Resting just beneath the surface of familiar melodies and words, jolly Santas, winter wonderlands, and roasting chestnuts both mask and represent an intricate cultural landscape crowded with the meanings of a modern American Christmas.

Ronald D. Lankford Jr. explores all this holiday history in his book, Sleigh Rides, Jingle Bells, and Silent Nights: A Cultural History of American Christmas Songs.

    In Days Of Fire: Bush And Cheney In The White House, Peter Baker, Chief White House Correspondent for The New York Times, takes us on a gripping and intimate journey through the eight years of the Bush and Cheney administration in a tour-de-force narrative of a dramatic and controversial presidency.

    Wendell Minor is considered one of our nation’s premier historical illustrators. He travels throughout the United States to research, draw and paint on location, and immerse himself in the subject at hand.

The Norman Rockwell Museum is celebrating the artist’s four-decade career, highlighting his many cover illustrations and 25th anniversary illustrating children’s books, each inspired by his love of history, art, science, and the natural world. Wendell Minor’s America is on view at the museum through May 26, 2014.

The exhibit traces the Minor’s artistic journey through original artwork, artifacts, and references from his expansive visual chronicles, as well as commentary about his collaborations with our nation’s most prominent authors, scientists, and historians.

    Stephen Lang is a Tony Award-nominated American actor and playwright who is also well known for his film work - including his roles as George E. Pickett in Gettysburg, Stonewall Jackson in Gods and Generals, Colonel Quaritch in Avatar and many others.

This Sunday at 4pm The Chatham Film Club and the Columbia County Historical Society present an exciting combination of theater, film and music that tells the story of the Battle of Gettysburg through the eyes of Union officer and Medal of Honor Winner James Jackson Purman.

The program features a one man show written and performed by Stephen Lang, original music composed by Robert Kessler and performed by virtuoso double-bassist Timothy Cobb, and the a screening of the short film The Wheatfield, written and performed by Lang, and directed by filmmakers, Alexander and Adrian Smith. The program is hosted by historian Harold Holzer.

    California now has more trees than at any time since the late Pleistocene. This green landscape, however, is not the work of nature.
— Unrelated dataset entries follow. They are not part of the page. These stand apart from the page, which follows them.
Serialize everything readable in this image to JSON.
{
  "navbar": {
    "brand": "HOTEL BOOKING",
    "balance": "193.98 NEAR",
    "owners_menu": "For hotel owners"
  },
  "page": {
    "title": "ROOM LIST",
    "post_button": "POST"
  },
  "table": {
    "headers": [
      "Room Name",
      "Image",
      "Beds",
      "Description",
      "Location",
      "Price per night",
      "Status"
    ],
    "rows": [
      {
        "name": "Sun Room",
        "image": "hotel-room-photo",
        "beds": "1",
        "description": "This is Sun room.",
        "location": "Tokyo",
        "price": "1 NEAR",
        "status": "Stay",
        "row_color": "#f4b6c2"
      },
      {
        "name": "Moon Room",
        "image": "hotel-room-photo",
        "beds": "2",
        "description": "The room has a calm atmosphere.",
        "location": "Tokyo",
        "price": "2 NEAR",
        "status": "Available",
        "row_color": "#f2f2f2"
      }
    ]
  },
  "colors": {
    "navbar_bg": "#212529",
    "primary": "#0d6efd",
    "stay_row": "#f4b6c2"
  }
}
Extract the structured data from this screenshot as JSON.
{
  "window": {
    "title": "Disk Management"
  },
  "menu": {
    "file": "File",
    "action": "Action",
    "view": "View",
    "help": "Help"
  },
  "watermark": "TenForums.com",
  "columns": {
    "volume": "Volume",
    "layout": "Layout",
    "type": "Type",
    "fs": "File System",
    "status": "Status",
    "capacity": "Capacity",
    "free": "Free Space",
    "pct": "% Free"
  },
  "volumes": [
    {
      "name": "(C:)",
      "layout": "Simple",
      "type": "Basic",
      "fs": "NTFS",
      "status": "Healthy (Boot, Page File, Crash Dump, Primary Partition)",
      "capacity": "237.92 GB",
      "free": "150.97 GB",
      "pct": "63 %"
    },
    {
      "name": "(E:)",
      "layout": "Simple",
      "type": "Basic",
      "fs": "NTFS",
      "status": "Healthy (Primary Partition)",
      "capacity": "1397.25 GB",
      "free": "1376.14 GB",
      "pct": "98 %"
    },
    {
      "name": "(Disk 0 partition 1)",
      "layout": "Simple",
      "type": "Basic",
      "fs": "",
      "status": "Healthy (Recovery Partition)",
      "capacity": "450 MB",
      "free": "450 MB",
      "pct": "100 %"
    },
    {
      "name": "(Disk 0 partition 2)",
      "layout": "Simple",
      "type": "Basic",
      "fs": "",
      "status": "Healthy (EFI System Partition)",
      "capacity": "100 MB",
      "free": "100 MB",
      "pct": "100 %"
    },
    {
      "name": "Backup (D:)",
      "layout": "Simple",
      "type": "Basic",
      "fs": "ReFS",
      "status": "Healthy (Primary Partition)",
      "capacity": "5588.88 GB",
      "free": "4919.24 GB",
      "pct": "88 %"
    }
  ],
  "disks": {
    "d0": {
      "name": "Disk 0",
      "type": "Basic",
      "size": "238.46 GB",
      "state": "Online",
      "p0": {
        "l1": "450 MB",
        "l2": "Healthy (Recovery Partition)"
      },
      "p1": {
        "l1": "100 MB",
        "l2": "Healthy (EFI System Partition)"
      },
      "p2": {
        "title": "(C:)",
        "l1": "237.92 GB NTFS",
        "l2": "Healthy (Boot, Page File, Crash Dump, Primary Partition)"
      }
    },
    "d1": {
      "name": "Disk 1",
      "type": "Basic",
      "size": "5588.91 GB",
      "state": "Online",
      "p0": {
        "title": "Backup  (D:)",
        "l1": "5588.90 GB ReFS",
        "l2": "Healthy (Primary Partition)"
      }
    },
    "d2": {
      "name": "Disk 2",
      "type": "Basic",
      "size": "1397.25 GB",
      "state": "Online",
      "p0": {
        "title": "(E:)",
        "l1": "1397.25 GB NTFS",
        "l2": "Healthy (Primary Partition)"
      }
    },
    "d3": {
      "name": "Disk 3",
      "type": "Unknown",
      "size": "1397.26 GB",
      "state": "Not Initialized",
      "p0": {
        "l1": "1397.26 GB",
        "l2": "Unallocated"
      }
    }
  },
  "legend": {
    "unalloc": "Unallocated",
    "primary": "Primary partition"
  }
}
It’s the work of history.

Jared Farmer's book, Trees in Paradise offers an insightful, new perspective on the history of the Golden State and the American West.

Jared Farmer, a Utah native and former Californian, is the author of On Zion’s Mount, a landscape history awarded the prestigious Parkman Prize for literary excellence. He teaches history at Stony Brook University and lives in Brooklyn, New York.

  Fifty years after his assassination, President John F. Kennedy’s legend endures. Now author and historian Thurston Clark argues that the heart of that legend is what might have been.

Thurston Clarke is the author or the new book JFK’s Last Hundred Days: The Transformation of a Man and the Emergence of a Great President.  His articles have appeared in publications such as Vanity Fair, The New York Times, and the Washington Post.

The new book We Were There: Revelations from the Dallas Doctors Who Attended to JFK on November 22, 1963, shares the memories of the surgeons and 46 other doctors who were there the day the president died in Parkland Memorial Hospital emergency room in Dallas, Texas.

For a few impactful days in 1963, Parkland Hospital was the focus of worldwide attention.

Dr. Allen Childs has put together this new book which chronicles the perspective of the doctors from that day.